My 41st birthday celebration lasted a full week. Birthday lunches and dinners and a few sweet gifts including a gift card from a few “angels” who have no idea that it provided funding for groceries this month since my entire paycheck went to other expenses. I’m still $500 in the hole this month thanks to medical fun.

My 41st birthday also brought more medical news I really don’t need or want. I tested positive for lupus and found out I have three large fibroids. Hoping the lupus is drug induced and not systemic. Systemic lupus took one of my aunts out two years ago. I’m waiting to have follow-up blood work in a few weeks to see where it stands. If it’s drug induced, it’s likely from darling prednisone. I’m still tapering off of it. Once it’s out of my system, things should return to a pre-lupus state leaving me to continue the battle against MG. If it is systemic, it will likely be treated by what I’m currently taking for MG—Imuran (aka Azathioprine). Not sure if the dose will change or not. I’ll be on Imuran for life it seems. It’s sad seeing so many strands of hair still leaving my head every day.

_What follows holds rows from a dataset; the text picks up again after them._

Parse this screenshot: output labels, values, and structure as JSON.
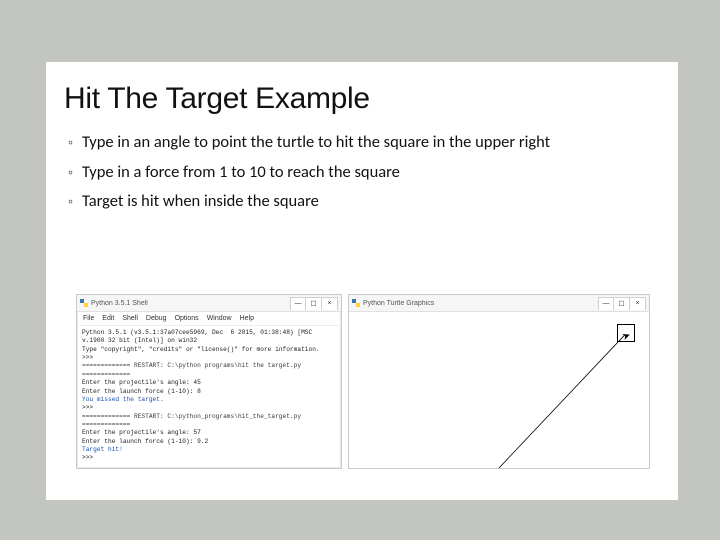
{
  "title": "Hit The Target Example",
  "bullets": [
    "Type in an angle to point the turtle to hit the square in the upper right",
    "Type in a force from 1 to 10 to reach the square",
    "Target is hit when inside the square"
  ],
  "shell_window": {
    "title": "Python 3.5.1 Shell",
    "min": "—",
    "max": "☐",
    "close": "×",
    "menu": [
      "File",
      "Edit",
      "Shell",
      "Debug",
      "Options",
      "Window",
      "Help"
    ],
    "body_version": "Python 3.5.1 (v3.5.1:37a07cee5969, Dec  6 2015, 01:38:48) [MSC v.1900 32 bit (Intel)] on win32",
    "body_hint": "Type \"copyright\", \"credits\" or \"license()\" for more information.",
    "prompt": ">>>",
    "restart1": "============= RESTART: C:\\python programs\\hit the target.py =============",
    "run1_l1": "Enter the projectile's angle: 45",
    "run1_l2": "Enter the launch force (1-10): 8",
    "run1_l3": "You missed the target.",
    "restart2": "============= RESTART: C:\\python_programs\\hit_the_target.py =============",
    "run2_l1": "Enter the projectile's angle: 57",
    "run2_l2": "Enter the launch force (1-10): 9.2",
    "run2_l3": "Target hit!"
  },
  "turtle_window": {
    "title": "Python Turtle Graphics",
    "min": "—",
    "max": "☐",
    "close": "×"
  }
}
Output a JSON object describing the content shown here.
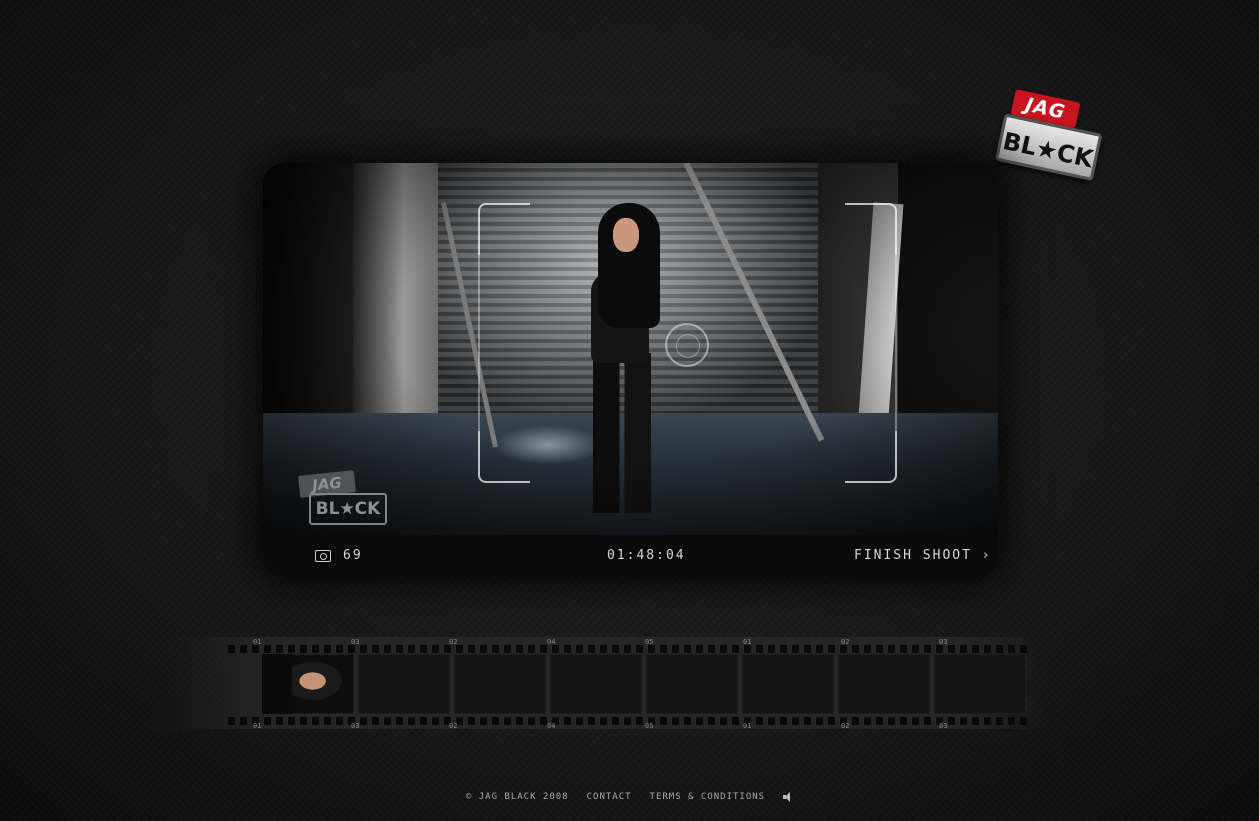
{
  "brand": {
    "line1": "JAG",
    "line2": "BL★CK"
  },
  "viewer": {
    "watermark_line1": "JAG",
    "watermark_line2": "BL★CK",
    "shots_count": "69",
    "timecode": "01:48:04",
    "finish_label": "FINISH SHOOT ›"
  },
  "filmstrip": {
    "top_labels": [
      "01",
      "03",
      "02",
      "04",
      "05",
      "01",
      "02",
      "03"
    ],
    "bottom_labels": [
      "01",
      "03",
      "02",
      "04",
      "05",
      "01",
      "02",
      "03"
    ],
    "frames": [
      {
        "filled": true
      },
      {
        "filled": false
      },
      {
        "filled": false
      },
      {
        "filled": false
      },
      {
        "filled": false
      },
      {
        "filled": false
      },
      {
        "filled": false
      },
      {
        "filled": false
      }
    ]
  },
  "footer": {
    "copyright": "© JAG BLACK 2008",
    "contact": "CONTACT",
    "terms": "TERMS & CONDITIONS"
  }
}
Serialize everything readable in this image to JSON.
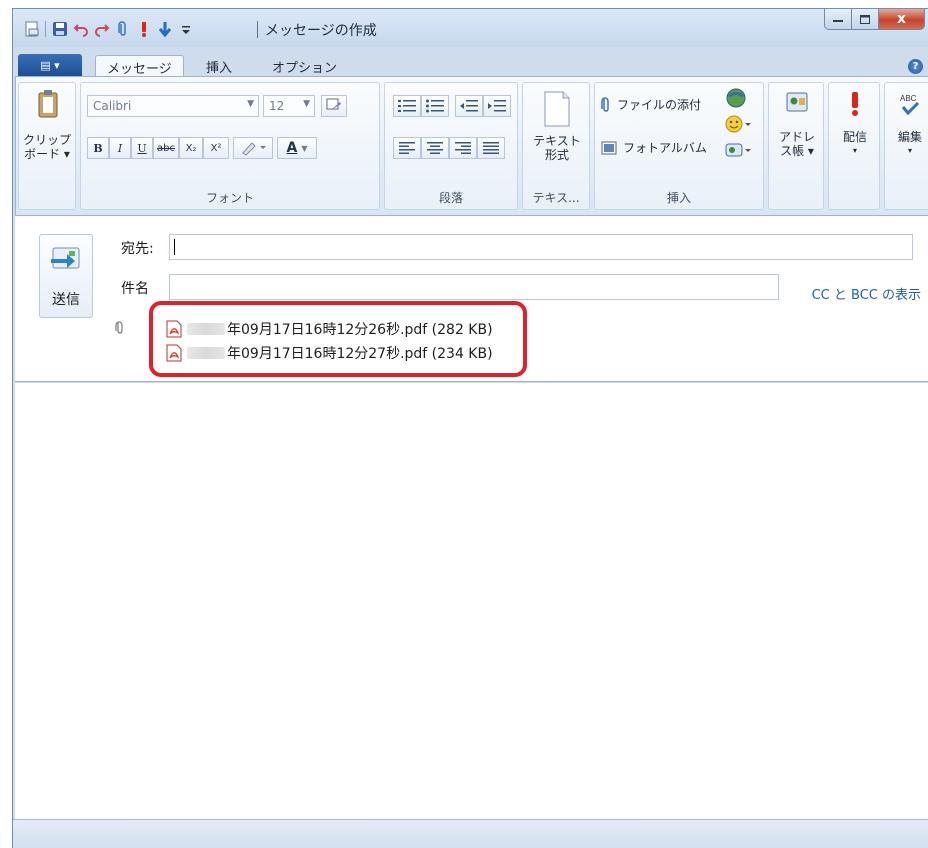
{
  "window": {
    "title": "メッセージの作成",
    "buttons": {
      "minimize": "–",
      "maximize": "□",
      "close": "x"
    }
  },
  "quick_access": {
    "icons": [
      "new-message-icon",
      "save-icon",
      "undo-icon",
      "redo-icon",
      "attach-icon",
      "high-priority-icon",
      "low-priority-icon",
      "customize-icon"
    ]
  },
  "tabs": {
    "app_menu": "▤ ▾",
    "items": [
      {
        "label": "メッセージ",
        "active": true
      },
      {
        "label": "挿入",
        "active": false
      },
      {
        "label": "オプション",
        "active": false
      }
    ],
    "help": "?"
  },
  "ribbon": {
    "clipboard": {
      "label_line1": "クリップ",
      "label_line2": "ボード ▾"
    },
    "font": {
      "family": "Calibri",
      "size": "12",
      "group_label": "フォント",
      "bold": "B",
      "italic": "I",
      "underline": "U",
      "strike": "abc",
      "subscript": "X₂",
      "superscript": "X²",
      "color": "A"
    },
    "paragraph": {
      "group_label": "段落"
    },
    "text_format": {
      "label_line1": "テキスト",
      "label_line2": "形式",
      "group_label": "テキス..."
    },
    "insert": {
      "attach_file": "ファイルの添付",
      "photo_album": "フォトアルバム",
      "group_label": "挿入"
    },
    "address_book": {
      "label_line1": "アドレ",
      "label_line2": "ス帳 ▾"
    },
    "deliver": {
      "label": "配信",
      "arrow": "▾"
    },
    "edit": {
      "label": "編集",
      "arrow": "▾"
    }
  },
  "compose": {
    "send_label": "送信",
    "to_label": "宛先:",
    "to_value": "",
    "subject_label": "件名",
    "subject_value": "",
    "cc_bcc_link": "CC と BCC の表示",
    "attachments": [
      {
        "name": "年09月17日16時12分26秒.pdf (282 KB)"
      },
      {
        "name": "年09月17日16時12分27秒.pdf (234 KB)"
      }
    ]
  },
  "colors": {
    "highlight_border": "#e0202a",
    "link": "#1f5fb3",
    "close_button": "#c7462d"
  }
}
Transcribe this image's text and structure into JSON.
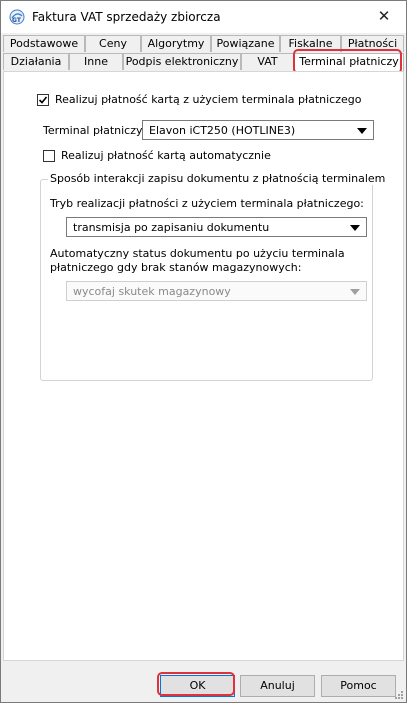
{
  "window": {
    "title": "Faktura VAT sprzedaży zbiorcza",
    "close_glyph": "✕",
    "app_icon": "app-logo-icon"
  },
  "tabs_row1": [
    "Podstawowe",
    "Ceny",
    "Algorytmy",
    "Powiązane",
    "Fiskalne",
    "Płatności"
  ],
  "tabs_row2": [
    "Działania",
    "Inne",
    "Podpis elektroniczny",
    "VAT",
    "Terminal płatniczy"
  ],
  "active_tab": "Terminal płatniczy",
  "terminal": {
    "use_terminal_label": "Realizuj płatność kartą z użyciem terminala płatniczego",
    "use_terminal_checked": true,
    "terminal_label": "Terminal płatniczy:",
    "terminal_value": "Elavon iCT250 (HOTLINE3)",
    "auto_label": "Realizuj płatność kartą automatycznie",
    "auto_checked": false
  },
  "interaction_group": {
    "title": "Sposób interakcji zapisu dokumentu z płatnością terminalem",
    "mode_label": "Tryb realizacji płatności z użyciem terminala płatniczego:",
    "mode_value": "transmisja po zapisaniu dokumentu",
    "status_label_line1": "Automatyczny status dokumentu po użyciu terminala",
    "status_label_line2": "płatniczego gdy brak stanów magazynowych:",
    "status_value": "wycofaj skutek magazynowy"
  },
  "buttons": {
    "ok": "OK",
    "cancel": "Anuluj",
    "help": "Pomoc"
  },
  "highlight_color": "#e0323a"
}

With the rocky start to 41, I’ve made a decision to get back into the game of looking for another job while still working on plans to be my own boss again someday. I have to improve my finances by some means.

I forgot to mention that I wore my favorite necklace on my birthday. It’s a cool marble that my brother gave me for my birthday in 1996 the year before he died. I smile when I see it. He knew I was slowly losing my marbles while he was still around. He gave me one to hold on to when all the others have rolled away. My last remaining marble—I must guard it with my life.


Let’s see what else 41 is going to bring. 42 is my next goal.